Johnson & Johnson had started the year by considering ‘strategic options’ for three specific diabetes device businesses. And now, it appears that Animas is first on the list of being let go. This insulin pump unit will immediately halt any manufacturing or selling of its products.
The final decision was after an extensive exploration of all other possible options for this business. This comes from Animas itself. Such ‘possible options’ included, among others, a sale, a joint venture, or an operating partnership. This was the announcement of J&J back in January.
Animas will still continue to sell its pumps outside of Canada or the United States. Animas is offering patients who are using its OneTouch Ping or Vibe pumps the choice to switch to a Medtronic pump. Healthline that will support patients during their period of transition.
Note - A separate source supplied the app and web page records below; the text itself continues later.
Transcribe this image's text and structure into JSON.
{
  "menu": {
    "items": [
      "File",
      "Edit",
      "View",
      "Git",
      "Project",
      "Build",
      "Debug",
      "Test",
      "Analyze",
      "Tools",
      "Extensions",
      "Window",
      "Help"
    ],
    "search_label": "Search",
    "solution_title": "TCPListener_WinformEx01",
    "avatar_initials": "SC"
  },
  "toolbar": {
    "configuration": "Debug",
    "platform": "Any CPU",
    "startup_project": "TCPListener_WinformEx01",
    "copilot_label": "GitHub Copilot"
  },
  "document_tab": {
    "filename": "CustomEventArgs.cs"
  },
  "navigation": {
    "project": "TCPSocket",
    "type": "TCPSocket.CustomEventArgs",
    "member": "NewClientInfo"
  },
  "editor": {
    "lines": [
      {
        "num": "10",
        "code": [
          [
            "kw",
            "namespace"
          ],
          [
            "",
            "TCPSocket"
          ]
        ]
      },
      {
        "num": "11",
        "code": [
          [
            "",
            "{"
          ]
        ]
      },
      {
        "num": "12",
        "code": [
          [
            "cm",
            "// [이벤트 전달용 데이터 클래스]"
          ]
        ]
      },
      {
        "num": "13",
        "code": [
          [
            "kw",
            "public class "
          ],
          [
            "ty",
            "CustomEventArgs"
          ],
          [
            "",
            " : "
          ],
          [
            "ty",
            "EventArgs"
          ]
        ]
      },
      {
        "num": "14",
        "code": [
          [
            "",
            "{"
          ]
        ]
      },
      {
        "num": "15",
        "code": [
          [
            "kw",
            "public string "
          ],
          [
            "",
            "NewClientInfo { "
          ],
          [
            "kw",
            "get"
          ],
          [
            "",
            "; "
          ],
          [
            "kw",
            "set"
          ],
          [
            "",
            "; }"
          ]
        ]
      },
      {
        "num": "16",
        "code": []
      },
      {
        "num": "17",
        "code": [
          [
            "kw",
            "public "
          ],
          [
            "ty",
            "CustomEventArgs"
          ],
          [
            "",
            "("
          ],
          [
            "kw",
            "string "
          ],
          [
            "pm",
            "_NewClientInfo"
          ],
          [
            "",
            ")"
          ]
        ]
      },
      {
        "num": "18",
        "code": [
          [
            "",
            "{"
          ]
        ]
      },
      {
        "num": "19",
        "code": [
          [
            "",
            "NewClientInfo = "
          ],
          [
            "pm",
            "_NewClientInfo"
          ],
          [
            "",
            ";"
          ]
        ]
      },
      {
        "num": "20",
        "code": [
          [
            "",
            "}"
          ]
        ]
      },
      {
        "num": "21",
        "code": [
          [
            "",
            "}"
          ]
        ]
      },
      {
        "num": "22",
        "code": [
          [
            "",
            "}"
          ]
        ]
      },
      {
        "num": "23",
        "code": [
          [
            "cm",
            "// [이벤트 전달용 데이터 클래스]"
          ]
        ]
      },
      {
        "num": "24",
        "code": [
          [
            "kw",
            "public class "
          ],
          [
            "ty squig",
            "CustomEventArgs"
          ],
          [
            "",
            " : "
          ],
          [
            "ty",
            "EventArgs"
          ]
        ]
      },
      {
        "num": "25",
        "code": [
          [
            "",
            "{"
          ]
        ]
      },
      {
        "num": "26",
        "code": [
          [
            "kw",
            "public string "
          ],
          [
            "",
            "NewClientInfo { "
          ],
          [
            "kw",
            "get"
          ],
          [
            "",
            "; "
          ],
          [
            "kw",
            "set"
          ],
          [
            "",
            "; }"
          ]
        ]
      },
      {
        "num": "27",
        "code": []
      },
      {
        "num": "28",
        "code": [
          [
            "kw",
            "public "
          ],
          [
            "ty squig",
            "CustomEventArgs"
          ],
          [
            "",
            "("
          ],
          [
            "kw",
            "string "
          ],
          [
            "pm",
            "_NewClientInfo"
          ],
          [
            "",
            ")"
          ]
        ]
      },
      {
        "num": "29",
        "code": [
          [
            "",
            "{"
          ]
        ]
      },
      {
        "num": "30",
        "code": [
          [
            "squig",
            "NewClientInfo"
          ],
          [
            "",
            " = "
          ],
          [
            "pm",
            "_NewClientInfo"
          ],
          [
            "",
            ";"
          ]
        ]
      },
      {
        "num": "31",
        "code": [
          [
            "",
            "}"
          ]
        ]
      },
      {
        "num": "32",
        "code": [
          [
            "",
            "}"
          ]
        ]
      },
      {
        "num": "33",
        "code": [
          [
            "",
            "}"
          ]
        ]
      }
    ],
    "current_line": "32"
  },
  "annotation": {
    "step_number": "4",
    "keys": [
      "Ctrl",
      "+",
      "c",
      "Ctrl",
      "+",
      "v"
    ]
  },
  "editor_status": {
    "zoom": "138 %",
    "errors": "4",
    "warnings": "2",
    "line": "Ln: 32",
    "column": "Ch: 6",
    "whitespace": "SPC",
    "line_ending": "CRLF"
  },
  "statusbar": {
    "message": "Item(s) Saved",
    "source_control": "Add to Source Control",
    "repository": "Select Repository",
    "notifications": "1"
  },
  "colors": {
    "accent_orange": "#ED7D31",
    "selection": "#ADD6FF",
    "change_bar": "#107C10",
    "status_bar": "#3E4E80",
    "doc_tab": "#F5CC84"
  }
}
And yet, the diabetes non-profit JDRF has shown concern regarding this particular matter. This is especially when it comes to customer choice and competition.
The reason why JDRF is so worried at hearing that Animas Corporation will be ending their insulin pump sales is that this will mean fewer treatment options for those with type 1 the condition. After all, choosing one’s pump is of critical importance.
Those with type 1 need to be able to select their own devices, which they feel work best for them. Furthermore, JDRF has stated that competition and innovation are crucial for the development of any ‘next generation therapies’.
And what about any other units which are ‘next on the chopping block? Well, there’s Calibra Medical, the one which developed a mealtime insulin patch. Then there’s also LifeScan, which markets blood sugar monitors for customer and hospital use.
The truth of the matter is that J&J’s business concerning devices for the condition had a serious crash back in 2016. To give people a general idea, sales in the fourth quarter had dropped 3,8% from the same period of the previous year.
As for full-year sales, they dropped about 7,2%, or, in other words, from 1,9 billion to 1,8 billion dollars. And back in October of 2016, Animas unveiled cybersecurity errors in its OneTouch Ping pump (which is wirelessly controlled).
Namely, hackers could exploit this to deliver unauthorized insulin doses to patients using this product. As frightening as such an attack may sound (one which could result in hypoglycemia or insulin overdose), the company claimed that the chances of such an attack were very low.
Thus, they encouraged patients to use the device to keep on using it. Having said that, it is still advisable, particularly for concerned patients, to disable the device’s wireless features and manually enter their blood glucose levels instead.
Source: AJMS | AJMC | Diabetes Daily